Task directions: Copy every line of the data in which the word "JSON" occurs.

Website and app data records
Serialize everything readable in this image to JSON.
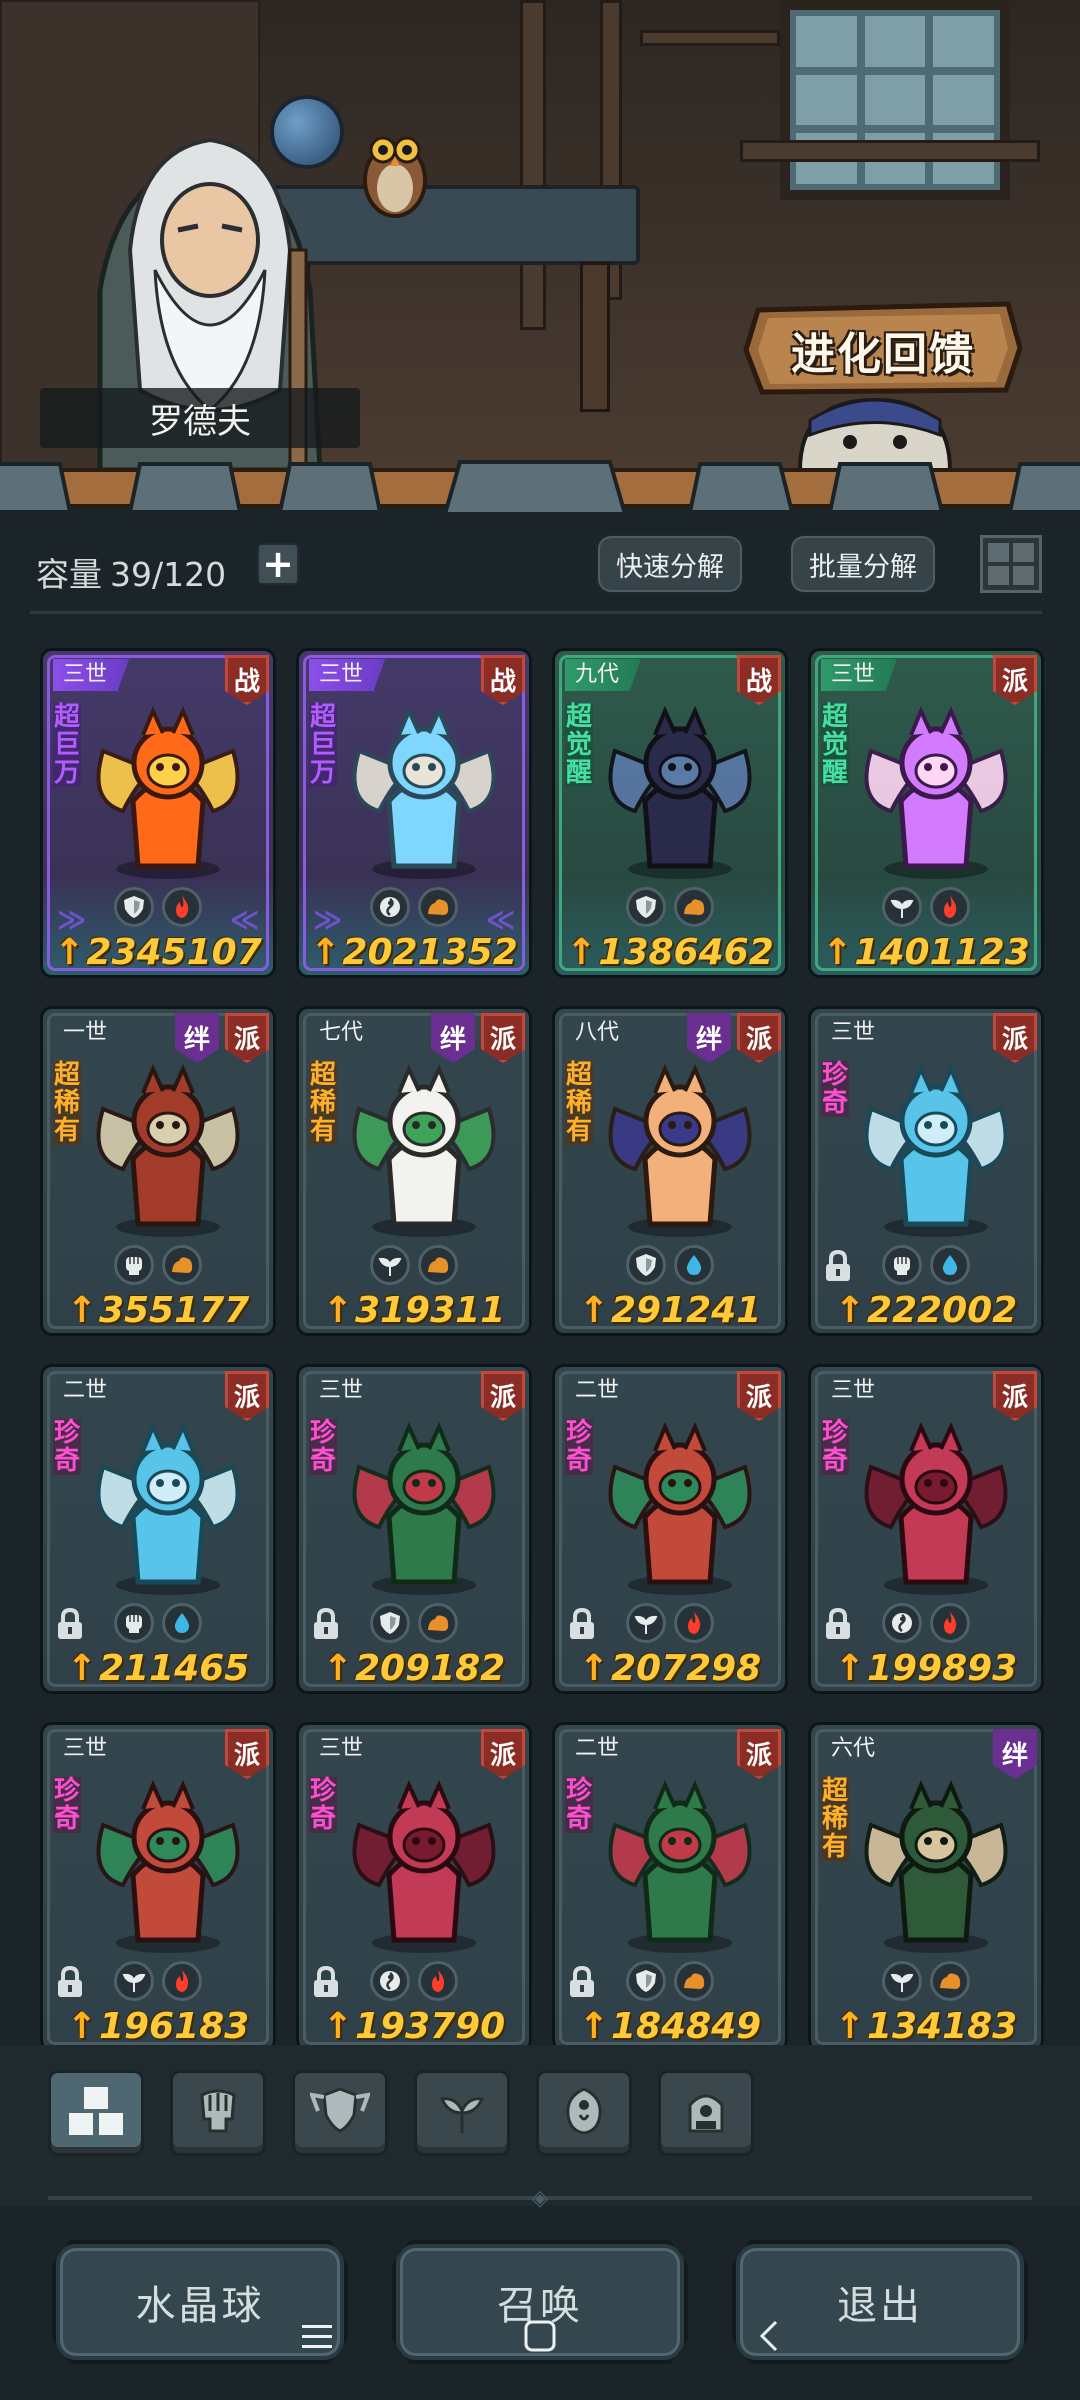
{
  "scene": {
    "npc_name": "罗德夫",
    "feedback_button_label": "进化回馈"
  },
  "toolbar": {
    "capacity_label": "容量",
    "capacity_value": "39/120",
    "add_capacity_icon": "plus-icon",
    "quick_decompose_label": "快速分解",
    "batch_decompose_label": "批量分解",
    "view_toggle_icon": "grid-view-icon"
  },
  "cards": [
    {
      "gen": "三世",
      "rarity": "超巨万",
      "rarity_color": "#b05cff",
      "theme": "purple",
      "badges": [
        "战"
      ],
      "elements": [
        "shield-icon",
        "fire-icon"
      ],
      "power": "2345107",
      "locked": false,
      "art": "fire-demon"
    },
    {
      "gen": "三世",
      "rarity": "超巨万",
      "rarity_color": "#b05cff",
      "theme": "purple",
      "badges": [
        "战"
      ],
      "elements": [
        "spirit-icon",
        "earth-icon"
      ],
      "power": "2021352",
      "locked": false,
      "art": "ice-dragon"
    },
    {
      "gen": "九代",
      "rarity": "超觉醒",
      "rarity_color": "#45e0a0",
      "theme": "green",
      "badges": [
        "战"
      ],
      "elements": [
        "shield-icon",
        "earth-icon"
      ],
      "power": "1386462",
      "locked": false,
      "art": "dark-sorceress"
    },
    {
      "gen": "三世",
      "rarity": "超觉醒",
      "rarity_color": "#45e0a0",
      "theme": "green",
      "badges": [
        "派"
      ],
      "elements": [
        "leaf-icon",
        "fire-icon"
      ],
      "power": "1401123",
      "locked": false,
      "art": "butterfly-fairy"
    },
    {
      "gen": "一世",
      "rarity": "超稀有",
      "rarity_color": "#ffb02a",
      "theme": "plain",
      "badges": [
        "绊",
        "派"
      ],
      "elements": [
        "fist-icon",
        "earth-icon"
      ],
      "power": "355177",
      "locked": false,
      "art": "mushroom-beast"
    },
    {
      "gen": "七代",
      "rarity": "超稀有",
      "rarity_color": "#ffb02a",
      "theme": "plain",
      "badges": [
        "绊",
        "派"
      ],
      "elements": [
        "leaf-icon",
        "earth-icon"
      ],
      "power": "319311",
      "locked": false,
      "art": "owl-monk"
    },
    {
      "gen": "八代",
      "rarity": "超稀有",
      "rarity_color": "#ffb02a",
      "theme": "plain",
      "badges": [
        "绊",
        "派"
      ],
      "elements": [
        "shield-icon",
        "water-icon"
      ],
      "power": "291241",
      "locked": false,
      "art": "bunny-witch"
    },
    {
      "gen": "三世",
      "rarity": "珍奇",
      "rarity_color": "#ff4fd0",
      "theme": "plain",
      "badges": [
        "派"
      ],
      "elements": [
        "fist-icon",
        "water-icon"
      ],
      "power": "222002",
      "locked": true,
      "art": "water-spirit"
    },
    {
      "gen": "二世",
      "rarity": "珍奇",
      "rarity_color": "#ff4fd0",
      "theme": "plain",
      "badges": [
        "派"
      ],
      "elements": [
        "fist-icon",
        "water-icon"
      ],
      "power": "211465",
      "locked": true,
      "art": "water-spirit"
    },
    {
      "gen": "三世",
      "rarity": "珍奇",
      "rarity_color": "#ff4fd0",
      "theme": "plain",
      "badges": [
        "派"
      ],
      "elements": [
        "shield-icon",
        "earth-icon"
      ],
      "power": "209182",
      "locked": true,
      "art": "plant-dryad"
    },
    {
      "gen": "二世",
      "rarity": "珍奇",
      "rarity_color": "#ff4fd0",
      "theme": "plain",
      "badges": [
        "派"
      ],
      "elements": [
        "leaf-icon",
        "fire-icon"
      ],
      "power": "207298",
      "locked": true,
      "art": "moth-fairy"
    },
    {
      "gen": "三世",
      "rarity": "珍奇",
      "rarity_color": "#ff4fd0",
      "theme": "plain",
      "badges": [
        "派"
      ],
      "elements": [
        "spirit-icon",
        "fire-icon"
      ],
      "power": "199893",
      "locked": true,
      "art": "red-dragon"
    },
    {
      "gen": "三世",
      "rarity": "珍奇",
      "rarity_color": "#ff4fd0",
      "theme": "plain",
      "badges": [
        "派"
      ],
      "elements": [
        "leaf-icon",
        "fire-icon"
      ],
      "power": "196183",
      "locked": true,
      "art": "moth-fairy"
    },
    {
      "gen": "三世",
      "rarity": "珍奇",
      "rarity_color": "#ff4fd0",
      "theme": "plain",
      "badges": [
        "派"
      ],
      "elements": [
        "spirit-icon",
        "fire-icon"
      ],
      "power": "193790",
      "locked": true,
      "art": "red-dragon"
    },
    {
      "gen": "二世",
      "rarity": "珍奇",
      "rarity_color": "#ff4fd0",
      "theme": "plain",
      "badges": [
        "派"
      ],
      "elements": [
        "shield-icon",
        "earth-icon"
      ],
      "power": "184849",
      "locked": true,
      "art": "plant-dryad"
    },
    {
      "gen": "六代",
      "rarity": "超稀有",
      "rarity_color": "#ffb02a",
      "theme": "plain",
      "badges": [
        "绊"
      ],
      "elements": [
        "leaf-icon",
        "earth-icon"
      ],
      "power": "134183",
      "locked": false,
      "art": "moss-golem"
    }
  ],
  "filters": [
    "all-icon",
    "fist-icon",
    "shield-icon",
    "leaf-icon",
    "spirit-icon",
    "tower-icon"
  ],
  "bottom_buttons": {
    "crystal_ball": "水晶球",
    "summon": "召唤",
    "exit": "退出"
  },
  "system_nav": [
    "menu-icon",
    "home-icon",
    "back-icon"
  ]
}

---

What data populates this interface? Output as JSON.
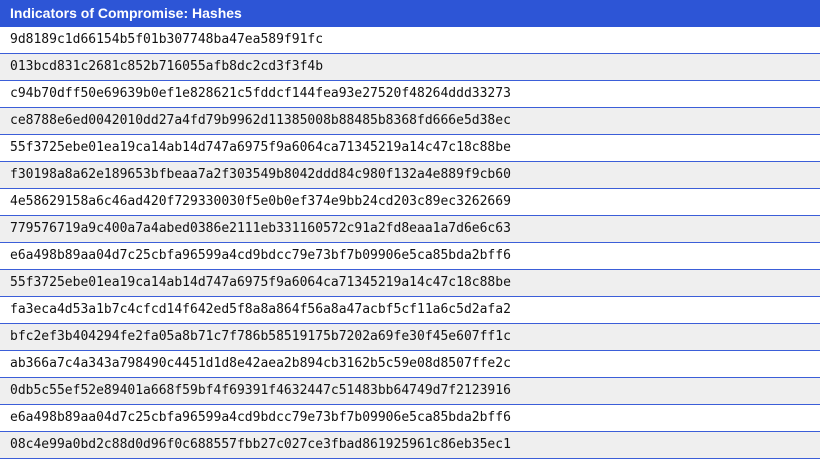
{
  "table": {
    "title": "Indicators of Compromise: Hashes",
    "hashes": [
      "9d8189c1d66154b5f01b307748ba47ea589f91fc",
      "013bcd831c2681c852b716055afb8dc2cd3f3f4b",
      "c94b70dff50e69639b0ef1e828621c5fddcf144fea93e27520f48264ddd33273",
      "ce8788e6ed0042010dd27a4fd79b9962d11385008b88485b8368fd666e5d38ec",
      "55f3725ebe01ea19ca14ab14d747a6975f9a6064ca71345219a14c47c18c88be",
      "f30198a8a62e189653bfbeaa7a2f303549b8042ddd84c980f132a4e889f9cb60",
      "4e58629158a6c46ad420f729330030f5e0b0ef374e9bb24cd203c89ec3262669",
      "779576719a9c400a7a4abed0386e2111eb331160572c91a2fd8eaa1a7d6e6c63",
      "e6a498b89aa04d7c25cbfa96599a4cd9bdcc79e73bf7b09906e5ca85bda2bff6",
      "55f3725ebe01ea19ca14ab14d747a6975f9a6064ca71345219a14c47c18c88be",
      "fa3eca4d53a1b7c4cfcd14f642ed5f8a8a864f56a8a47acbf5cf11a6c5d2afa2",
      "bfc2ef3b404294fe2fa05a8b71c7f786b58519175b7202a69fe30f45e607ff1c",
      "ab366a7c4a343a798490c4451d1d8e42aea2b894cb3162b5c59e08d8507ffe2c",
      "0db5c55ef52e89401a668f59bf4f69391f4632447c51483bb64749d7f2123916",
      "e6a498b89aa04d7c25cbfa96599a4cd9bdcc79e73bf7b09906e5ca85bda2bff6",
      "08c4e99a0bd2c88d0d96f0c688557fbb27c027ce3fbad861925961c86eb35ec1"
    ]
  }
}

Response below:
Serialize everything readable in this image to JSON.
What data populates this interface? Output as JSON.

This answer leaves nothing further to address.